Hi! Glad your here! I'm a wife, mother, and true girly girl. I bring you ALL THINGS GIRLY while working to be budget friendly! Let's share together!

Sunday, May 19, 2013

Helloooo...Alert the Makeup Media!

My #1 beauty tool in my vanity is my black sharpie. I use it to write the date the item was purchased on all my makeup, sunscreen, and skin care products. It's very important to know these dates because they could be the reason of acne prone or sensitive skin problems (if they're old or expired).

How do you know what's expired and what's still good.....??

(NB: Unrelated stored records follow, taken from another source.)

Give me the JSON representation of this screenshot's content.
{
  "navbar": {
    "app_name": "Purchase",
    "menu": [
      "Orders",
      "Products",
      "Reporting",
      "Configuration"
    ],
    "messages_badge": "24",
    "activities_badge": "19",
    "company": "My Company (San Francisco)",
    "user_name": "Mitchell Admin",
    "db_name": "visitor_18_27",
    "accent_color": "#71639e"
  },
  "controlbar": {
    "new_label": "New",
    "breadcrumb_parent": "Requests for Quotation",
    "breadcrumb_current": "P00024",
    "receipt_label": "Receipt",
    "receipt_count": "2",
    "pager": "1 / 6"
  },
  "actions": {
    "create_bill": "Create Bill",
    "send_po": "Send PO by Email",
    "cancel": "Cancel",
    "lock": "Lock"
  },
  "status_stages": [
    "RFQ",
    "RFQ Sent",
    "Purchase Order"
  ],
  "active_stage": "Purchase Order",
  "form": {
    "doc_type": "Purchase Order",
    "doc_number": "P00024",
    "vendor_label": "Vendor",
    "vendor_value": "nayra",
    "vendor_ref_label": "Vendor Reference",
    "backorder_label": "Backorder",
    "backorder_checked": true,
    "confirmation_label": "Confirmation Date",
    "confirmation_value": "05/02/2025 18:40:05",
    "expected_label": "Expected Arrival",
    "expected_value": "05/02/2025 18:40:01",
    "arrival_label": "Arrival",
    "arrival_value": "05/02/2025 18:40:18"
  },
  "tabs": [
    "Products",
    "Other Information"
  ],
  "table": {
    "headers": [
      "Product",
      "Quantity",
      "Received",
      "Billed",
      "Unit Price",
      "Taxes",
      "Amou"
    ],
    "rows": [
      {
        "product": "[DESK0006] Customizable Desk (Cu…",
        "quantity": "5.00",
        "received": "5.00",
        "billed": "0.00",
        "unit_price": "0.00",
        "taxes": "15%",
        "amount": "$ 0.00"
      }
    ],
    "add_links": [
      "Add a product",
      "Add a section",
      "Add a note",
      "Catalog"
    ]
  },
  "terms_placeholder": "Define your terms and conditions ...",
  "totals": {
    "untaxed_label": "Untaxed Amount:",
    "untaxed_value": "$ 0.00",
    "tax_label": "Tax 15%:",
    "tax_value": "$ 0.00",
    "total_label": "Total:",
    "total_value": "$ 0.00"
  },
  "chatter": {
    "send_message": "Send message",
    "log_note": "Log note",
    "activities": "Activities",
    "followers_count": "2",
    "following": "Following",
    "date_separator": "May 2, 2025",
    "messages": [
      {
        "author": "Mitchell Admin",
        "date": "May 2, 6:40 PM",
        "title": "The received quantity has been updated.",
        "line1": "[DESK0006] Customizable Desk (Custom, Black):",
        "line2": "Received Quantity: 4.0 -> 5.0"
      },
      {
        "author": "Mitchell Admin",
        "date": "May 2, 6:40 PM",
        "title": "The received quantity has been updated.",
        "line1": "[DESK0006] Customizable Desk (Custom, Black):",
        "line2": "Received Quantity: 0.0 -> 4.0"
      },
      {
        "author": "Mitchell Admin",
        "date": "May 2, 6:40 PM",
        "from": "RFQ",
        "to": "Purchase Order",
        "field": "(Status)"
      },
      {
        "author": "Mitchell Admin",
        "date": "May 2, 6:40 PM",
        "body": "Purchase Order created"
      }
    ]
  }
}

1. I know which makeup I use less often and I always make sure that its marked. Products I don't use up quickly are lipsticks, lip balms, concealers, cream base blush, cream base eyeshadows, anything cream base....period!

2. The most important things to mark are your foundations, concealers, primers, and anything else that's cream or liquid based that is topically applied all over the face. I ALWAYS make sure that I have labeled because I have super sensitive skin to these types of products- including skin creams.

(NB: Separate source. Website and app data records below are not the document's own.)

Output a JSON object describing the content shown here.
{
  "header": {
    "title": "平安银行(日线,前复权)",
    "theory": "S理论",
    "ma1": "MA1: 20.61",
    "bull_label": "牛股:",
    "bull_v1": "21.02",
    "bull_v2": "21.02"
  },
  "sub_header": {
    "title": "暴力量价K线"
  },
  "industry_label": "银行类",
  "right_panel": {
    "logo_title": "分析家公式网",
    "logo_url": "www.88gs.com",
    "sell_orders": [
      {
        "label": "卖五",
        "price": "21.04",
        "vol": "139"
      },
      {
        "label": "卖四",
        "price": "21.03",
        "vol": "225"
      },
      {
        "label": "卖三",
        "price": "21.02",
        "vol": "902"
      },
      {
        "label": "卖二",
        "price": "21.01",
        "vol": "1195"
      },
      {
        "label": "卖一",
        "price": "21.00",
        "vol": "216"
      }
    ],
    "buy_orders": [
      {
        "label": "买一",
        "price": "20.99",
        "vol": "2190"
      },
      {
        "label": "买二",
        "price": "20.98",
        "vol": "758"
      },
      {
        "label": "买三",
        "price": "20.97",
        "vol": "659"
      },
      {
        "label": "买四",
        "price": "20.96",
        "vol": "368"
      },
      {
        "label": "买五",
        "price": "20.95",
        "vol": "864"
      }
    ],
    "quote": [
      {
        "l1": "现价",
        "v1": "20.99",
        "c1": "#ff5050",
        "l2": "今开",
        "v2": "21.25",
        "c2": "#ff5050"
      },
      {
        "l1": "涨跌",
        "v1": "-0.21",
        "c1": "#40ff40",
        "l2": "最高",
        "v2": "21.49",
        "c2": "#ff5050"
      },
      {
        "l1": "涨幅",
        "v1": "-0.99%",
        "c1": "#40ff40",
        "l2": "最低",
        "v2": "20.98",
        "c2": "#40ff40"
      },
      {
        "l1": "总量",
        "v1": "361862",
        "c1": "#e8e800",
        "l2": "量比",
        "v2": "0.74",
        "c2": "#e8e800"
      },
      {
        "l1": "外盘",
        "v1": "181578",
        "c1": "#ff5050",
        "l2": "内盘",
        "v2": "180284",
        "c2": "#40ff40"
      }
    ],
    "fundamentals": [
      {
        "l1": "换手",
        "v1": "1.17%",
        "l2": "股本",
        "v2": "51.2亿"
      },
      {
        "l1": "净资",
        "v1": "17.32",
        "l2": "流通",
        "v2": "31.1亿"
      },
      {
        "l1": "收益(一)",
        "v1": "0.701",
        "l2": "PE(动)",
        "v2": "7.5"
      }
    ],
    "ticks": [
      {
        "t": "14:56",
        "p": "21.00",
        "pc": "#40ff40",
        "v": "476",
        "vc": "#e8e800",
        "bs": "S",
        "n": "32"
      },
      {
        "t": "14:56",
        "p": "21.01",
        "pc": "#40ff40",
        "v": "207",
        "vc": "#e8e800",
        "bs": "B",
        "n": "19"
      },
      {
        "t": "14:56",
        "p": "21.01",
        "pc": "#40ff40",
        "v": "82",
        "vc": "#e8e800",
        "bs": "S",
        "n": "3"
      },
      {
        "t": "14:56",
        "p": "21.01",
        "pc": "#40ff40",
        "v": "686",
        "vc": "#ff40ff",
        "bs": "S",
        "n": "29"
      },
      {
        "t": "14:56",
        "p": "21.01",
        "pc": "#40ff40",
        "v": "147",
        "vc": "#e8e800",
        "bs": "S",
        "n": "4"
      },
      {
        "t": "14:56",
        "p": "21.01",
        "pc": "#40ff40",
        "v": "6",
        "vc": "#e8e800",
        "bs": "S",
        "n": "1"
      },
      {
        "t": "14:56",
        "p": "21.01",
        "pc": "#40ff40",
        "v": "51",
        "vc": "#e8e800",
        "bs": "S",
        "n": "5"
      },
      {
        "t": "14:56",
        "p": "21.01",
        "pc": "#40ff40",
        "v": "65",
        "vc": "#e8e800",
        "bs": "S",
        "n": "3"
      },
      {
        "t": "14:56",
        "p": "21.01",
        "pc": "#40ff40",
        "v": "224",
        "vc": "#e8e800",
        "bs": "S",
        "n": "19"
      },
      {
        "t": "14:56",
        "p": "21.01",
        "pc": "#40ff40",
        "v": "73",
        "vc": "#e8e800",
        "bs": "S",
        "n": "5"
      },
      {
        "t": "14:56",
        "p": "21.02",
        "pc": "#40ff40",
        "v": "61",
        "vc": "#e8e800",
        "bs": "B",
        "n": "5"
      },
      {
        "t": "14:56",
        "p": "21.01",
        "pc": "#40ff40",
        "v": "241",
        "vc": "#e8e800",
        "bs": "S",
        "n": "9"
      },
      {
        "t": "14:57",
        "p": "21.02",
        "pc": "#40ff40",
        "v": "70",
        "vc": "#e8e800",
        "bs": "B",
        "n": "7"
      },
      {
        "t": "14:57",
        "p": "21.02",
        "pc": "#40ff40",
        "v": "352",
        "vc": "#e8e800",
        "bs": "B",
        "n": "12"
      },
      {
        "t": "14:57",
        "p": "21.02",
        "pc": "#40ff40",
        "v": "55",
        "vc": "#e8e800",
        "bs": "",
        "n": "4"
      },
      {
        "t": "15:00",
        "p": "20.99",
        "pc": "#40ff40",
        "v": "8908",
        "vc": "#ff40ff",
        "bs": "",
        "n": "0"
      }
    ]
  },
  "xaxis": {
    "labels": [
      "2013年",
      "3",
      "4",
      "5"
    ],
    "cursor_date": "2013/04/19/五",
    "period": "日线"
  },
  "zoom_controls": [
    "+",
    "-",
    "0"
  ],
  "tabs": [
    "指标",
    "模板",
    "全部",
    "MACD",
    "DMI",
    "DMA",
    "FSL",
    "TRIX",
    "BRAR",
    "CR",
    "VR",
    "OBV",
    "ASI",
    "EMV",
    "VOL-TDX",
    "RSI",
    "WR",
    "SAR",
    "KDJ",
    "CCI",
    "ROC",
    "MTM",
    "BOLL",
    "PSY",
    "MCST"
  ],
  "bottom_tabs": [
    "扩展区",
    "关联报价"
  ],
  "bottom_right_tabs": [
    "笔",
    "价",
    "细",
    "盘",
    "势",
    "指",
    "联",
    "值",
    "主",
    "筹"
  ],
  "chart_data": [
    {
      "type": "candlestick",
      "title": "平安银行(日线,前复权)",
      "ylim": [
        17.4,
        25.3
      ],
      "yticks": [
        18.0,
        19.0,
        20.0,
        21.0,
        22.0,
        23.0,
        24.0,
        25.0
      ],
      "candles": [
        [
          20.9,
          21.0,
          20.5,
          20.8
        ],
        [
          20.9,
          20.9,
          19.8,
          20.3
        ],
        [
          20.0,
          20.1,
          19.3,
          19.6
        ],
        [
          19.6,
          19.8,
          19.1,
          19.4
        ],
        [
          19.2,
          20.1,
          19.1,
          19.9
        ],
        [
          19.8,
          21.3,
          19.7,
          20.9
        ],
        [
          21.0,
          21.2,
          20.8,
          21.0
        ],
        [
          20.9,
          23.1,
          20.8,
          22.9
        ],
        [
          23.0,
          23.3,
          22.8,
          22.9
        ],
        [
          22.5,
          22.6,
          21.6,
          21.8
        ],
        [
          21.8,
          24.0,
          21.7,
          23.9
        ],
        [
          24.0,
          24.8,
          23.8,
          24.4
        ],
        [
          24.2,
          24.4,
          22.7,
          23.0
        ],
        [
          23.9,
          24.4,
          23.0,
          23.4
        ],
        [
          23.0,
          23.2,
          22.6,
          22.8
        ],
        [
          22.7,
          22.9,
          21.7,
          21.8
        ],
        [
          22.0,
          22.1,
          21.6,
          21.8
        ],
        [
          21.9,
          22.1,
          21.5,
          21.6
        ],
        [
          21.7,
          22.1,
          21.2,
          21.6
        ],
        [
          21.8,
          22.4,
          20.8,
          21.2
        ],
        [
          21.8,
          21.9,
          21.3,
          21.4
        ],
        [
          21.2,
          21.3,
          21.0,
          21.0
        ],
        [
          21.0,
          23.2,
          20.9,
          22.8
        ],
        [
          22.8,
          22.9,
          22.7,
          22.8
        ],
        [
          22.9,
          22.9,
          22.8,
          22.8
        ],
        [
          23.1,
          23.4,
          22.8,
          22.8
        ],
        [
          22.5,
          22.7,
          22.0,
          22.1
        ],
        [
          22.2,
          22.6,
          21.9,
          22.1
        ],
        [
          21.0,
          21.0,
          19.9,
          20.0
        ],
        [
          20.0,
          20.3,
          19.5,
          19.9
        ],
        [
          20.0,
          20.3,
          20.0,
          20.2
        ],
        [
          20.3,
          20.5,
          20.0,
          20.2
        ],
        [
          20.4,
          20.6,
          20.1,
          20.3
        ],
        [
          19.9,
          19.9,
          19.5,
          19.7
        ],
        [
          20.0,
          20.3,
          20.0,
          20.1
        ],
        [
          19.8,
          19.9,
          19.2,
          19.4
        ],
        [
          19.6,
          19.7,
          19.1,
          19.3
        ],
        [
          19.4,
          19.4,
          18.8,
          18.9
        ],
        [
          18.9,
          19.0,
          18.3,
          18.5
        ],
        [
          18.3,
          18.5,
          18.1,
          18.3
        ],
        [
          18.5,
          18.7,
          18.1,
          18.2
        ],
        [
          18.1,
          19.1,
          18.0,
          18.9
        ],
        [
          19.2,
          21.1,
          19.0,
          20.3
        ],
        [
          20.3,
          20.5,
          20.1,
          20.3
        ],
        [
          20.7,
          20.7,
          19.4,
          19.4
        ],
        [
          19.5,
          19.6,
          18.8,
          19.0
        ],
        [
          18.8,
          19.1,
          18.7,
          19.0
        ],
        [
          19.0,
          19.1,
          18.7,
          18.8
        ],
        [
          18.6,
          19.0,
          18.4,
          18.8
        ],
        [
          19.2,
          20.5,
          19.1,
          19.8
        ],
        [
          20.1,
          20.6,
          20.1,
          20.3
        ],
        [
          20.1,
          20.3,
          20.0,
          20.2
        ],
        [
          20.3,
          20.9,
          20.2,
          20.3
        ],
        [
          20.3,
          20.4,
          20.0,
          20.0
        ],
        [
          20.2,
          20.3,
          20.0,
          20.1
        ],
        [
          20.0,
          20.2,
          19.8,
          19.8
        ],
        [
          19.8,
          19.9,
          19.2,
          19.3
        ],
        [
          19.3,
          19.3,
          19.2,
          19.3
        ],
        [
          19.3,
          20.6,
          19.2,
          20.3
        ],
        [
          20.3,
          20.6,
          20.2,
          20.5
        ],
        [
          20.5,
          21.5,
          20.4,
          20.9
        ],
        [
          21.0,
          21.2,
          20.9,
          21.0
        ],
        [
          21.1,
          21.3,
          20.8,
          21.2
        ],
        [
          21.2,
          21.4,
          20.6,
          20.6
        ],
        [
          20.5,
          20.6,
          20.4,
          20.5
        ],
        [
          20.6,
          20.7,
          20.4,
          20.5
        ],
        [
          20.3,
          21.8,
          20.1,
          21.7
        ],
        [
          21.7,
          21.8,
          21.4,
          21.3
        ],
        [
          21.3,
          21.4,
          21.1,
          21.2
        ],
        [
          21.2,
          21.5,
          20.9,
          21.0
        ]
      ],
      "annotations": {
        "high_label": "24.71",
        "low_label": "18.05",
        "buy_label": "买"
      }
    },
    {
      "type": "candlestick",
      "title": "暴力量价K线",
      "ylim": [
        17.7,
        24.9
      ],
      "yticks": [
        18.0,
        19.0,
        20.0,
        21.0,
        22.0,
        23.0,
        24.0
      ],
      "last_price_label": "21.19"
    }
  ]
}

3. Remember good hygiene is so important--Wash your face and hands before doing your makeup, ALWAYS! Try not to directly touching your makeup in its containers, such as dipping your fingers in jars, pots, trays. Pour it or scoop a little out with a disposable spoon or applicator.

Throw it OUT- Yikes!

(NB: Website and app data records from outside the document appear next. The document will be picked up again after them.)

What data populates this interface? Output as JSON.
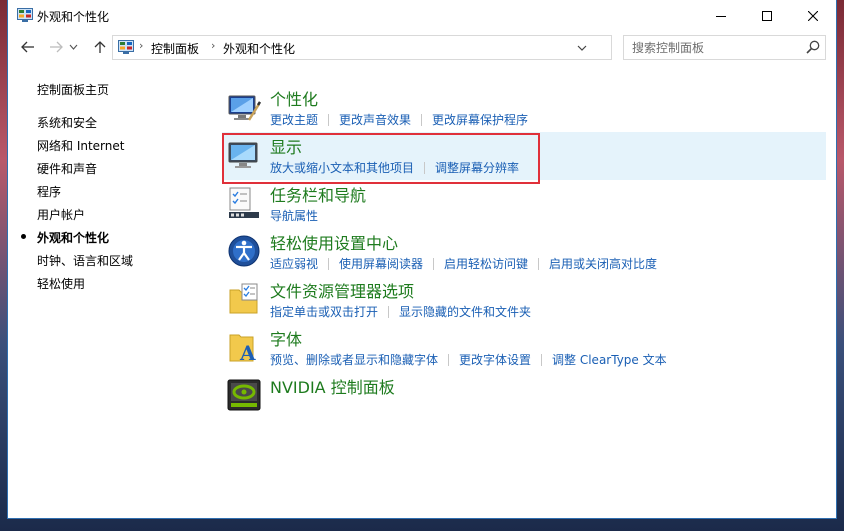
{
  "window": {
    "title": "外观和个性化",
    "controls": {
      "minimize": "minimize",
      "maximize": "maximize",
      "close": "close"
    }
  },
  "address": {
    "crumbs": [
      "控制面板",
      "外观和个性化"
    ]
  },
  "search": {
    "placeholder": "搜索控制面板"
  },
  "left_nav": {
    "home": "控制面板主页",
    "items": [
      {
        "label": "系统和安全"
      },
      {
        "label": "网络和 Internet"
      },
      {
        "label": "硬件和声音"
      },
      {
        "label": "程序"
      },
      {
        "label": "用户帐户"
      },
      {
        "label": "外观和个性化",
        "active": true
      },
      {
        "label": "时钟、语言和区域"
      },
      {
        "label": "轻松使用"
      }
    ]
  },
  "categories": [
    {
      "title": "个性化",
      "icon": "personalization-icon",
      "links": [
        "更改主题",
        "更改声音效果",
        "更改屏幕保护程序"
      ]
    },
    {
      "title": "显示",
      "icon": "display-icon",
      "links": [
        "放大或缩小文本和其他项目",
        "调整屏幕分辨率"
      ],
      "highlighted": true
    },
    {
      "title": "任务栏和导航",
      "icon": "taskbar-icon",
      "links": [
        "导航属性"
      ]
    },
    {
      "title": "轻松使用设置中心",
      "icon": "ease-of-access-icon",
      "links": [
        "适应弱视",
        "使用屏幕阅读器",
        "启用轻松访问键",
        "启用或关闭高对比度"
      ]
    },
    {
      "title": "文件资源管理器选项",
      "icon": "folder-options-icon",
      "links": [
        "指定单击或双击打开",
        "显示隐藏的文件和文件夹"
      ]
    },
    {
      "title": "字体",
      "icon": "fonts-icon",
      "links": [
        "预览、删除或者显示和隐藏字体",
        "更改字体设置",
        "调整 ClearType 文本"
      ]
    },
    {
      "title": "NVIDIA 控制面板",
      "icon": "nvidia-icon",
      "links": []
    }
  ],
  "colors": {
    "category_title": "#1e7b1e",
    "link": "#1a5fb4",
    "highlight_bg": "#e5f3fb",
    "annotation_box": "#e0303a"
  }
}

3 Months or Less:

3-6 Months (give or take):
Liquid Foundation, 3-6 months (Cream foundation can last 4-6 months)
**Bottled products should last this long but wide mouthed jars can expose the product to more air and should be tossed out sooner.
Natural Cosmetics, 6 months
**short shelf life products are "all natural" products that contain plant-derived ingredients--these products typically have very little or NO preservatives at all.

6-8 months:
Facial Cleansers & Moisturizers

Up to 1 year or more:
Powders, Pressed powder, eye-shadows, Lip gloss, Lipstick, Eye/Lip Pencils, and Facial Toners.
**Sharpen pencils at least once a week to prevent bacteria building up. It has gone bad if it dries or crumbles.


**Keep these 'time frames' in mind....in order to lessen the possibility of makeup contamination. You be the judge of your own makeup.

**Be careful of your saliva, or worse others saliva, which could introduce bacteria that could easily grow out of control.

**If makeup has lost its original texture or consistency, the preservatives have probably broken down.

**You'll know it's time to purchase a new bottle, when the ingredients begin to settle or separate, the texture thickens or thins, or the smell changes.


(This is the hardest one for me...I tend to get lazy when having to wash brushes/sponges, etc. But it can be more important than all the above tips...)

Oils and bacteria get trapped in the bristles of the brushes.
*Wash natural-bristled brushes once a month
*Synthetic brushes three to four times a month
*Cosmetic makeup sponges are disposable tools. Try to wash after each use.

1. Use luke-warm water and mild soap to clean. I use a baby shampoo to wash my brushes.
2. Swirl in palms of your hand bristles faced down and rinse.
3. Lay the brushes flat to dry on a towel so that the bristles don't break, and to maintain the shape of the brushes.